Information supplied:
◇ ◇ ◇ ◇ ◇

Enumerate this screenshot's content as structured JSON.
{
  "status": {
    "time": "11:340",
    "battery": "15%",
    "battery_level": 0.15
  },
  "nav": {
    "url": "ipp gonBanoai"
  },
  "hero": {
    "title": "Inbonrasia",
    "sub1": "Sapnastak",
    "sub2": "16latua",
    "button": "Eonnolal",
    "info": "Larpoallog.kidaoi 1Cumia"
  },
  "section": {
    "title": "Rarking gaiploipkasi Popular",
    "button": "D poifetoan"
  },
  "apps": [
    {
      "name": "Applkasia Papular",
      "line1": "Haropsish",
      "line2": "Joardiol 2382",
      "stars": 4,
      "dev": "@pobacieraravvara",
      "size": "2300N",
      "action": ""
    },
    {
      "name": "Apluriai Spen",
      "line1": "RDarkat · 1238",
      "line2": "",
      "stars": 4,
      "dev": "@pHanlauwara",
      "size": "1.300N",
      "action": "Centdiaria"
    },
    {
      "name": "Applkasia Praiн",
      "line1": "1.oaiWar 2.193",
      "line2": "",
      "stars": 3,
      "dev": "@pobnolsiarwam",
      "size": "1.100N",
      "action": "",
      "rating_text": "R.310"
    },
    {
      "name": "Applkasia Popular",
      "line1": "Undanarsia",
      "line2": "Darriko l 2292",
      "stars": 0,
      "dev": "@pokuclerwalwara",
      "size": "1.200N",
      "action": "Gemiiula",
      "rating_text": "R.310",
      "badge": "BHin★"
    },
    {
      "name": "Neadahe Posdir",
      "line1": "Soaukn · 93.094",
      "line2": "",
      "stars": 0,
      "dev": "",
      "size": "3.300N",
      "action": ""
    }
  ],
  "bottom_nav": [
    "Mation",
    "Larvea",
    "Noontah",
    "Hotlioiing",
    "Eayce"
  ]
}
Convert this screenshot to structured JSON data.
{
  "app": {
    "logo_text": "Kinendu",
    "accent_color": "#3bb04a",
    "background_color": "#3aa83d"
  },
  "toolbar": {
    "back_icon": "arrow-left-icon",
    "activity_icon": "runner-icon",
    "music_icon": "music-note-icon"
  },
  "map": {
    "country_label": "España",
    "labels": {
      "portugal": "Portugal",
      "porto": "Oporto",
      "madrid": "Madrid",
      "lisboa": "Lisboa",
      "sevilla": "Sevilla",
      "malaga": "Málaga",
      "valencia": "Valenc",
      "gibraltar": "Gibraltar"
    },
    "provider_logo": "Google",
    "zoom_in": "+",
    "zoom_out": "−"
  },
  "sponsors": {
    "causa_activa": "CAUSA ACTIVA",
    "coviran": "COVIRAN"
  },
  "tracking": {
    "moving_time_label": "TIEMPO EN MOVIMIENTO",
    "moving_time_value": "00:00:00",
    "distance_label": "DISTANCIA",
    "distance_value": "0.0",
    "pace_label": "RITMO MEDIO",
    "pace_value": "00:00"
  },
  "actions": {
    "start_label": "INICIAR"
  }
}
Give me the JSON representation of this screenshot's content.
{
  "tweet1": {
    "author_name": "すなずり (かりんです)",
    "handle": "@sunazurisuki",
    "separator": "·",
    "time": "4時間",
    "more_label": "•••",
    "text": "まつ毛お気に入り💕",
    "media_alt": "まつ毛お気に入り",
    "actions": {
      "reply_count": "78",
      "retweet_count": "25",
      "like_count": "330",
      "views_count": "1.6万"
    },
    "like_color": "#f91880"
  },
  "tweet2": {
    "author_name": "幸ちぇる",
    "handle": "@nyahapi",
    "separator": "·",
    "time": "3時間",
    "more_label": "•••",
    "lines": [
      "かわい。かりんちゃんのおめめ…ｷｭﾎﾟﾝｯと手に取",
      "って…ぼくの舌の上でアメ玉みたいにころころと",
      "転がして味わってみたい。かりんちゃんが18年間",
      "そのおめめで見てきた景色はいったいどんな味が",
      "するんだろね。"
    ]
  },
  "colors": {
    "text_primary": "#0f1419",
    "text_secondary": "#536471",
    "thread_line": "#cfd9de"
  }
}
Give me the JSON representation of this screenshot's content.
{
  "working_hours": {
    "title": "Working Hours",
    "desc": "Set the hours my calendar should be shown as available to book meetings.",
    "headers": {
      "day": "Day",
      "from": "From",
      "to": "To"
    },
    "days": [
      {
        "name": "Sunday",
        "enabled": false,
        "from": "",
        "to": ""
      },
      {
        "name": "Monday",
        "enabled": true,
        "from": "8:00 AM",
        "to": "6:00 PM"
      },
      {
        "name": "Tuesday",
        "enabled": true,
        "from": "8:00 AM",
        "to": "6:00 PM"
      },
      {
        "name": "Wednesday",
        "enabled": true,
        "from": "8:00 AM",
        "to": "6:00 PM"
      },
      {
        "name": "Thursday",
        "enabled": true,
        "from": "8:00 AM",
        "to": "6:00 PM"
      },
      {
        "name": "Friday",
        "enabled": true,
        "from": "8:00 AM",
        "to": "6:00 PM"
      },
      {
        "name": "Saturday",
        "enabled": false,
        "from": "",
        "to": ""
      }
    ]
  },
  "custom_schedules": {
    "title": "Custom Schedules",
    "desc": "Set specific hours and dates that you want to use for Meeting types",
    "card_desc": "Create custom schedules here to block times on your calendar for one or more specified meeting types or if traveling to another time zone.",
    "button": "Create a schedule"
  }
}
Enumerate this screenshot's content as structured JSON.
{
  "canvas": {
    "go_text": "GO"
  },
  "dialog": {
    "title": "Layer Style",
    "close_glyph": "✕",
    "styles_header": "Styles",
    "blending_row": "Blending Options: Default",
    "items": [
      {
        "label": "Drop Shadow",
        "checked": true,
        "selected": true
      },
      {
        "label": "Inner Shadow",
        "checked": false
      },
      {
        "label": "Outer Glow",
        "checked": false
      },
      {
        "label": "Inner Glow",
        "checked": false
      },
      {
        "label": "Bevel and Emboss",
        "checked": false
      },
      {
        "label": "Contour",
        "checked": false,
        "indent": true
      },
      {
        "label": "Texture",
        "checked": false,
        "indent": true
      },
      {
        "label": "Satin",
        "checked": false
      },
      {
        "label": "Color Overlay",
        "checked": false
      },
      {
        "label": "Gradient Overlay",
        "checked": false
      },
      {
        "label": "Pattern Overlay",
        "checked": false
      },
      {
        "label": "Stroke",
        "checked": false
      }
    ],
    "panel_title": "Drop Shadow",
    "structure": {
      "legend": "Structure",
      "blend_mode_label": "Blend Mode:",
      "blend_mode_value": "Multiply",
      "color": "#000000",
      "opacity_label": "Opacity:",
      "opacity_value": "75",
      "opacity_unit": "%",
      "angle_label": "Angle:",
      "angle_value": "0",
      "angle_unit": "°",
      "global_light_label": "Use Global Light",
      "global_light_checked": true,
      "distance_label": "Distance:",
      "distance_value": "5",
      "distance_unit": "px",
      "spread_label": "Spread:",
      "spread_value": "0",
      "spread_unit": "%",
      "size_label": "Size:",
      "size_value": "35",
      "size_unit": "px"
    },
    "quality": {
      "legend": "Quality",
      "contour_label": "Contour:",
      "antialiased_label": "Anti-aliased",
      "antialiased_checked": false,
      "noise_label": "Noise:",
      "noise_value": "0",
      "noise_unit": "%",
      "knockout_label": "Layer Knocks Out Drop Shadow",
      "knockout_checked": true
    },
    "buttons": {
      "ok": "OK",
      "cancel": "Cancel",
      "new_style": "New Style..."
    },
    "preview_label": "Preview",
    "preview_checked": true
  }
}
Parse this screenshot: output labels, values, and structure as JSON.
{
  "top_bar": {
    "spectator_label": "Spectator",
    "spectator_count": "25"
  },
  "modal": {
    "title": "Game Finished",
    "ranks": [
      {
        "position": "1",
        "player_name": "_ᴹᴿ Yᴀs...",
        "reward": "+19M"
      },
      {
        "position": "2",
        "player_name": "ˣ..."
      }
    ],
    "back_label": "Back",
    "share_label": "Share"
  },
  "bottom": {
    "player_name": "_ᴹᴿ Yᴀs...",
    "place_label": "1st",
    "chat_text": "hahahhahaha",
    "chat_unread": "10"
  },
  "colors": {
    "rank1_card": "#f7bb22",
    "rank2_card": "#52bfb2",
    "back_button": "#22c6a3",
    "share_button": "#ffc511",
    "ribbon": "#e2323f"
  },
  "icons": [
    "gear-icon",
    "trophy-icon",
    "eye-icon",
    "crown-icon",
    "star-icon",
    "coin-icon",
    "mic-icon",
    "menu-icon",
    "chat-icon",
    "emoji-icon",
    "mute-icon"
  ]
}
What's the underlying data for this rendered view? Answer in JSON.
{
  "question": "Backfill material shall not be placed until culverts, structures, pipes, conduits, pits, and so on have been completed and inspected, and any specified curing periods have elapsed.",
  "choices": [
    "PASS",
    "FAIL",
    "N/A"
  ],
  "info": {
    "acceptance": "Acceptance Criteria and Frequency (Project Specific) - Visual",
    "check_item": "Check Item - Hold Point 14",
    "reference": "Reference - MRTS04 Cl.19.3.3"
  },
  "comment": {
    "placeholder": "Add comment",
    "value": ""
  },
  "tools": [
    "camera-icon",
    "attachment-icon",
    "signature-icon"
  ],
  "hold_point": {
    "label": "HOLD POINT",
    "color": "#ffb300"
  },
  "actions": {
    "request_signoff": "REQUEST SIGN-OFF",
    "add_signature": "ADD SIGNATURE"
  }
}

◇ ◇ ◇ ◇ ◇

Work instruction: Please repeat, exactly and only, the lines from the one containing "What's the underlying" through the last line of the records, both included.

Answer to this exercise:
What's the underlying data for this rendered view? Answer in JSON.
{
  "question": "Backfill material shall not be placed until culverts, structures, pipes, conduits, pits, and so on have been completed and inspected, and any specified curing periods have elapsed.",
  "choices": [
    "PASS",
    "FAIL",
    "N/A"
  ],
  "info": {
    "acceptance": "Acceptance Criteria and Frequency (Project Specific) - Visual",
    "check_item": "Check Item - Hold Point 14",
    "reference": "Reference - MRTS04 Cl.19.3.3"
  },
  "comment": {
    "placeholder": "Add comment",
    "value": ""
  },
  "tools": [
    "camera-icon",
    "attachment-icon",
    "signature-icon"
  ],
  "hold_point": {
    "label": "HOLD POINT",
    "color": "#ffb300"
  },
  "actions": {
    "request_signoff": "REQUEST SIGN-OFF",
    "add_signature": "ADD SIGNATURE"
  }
}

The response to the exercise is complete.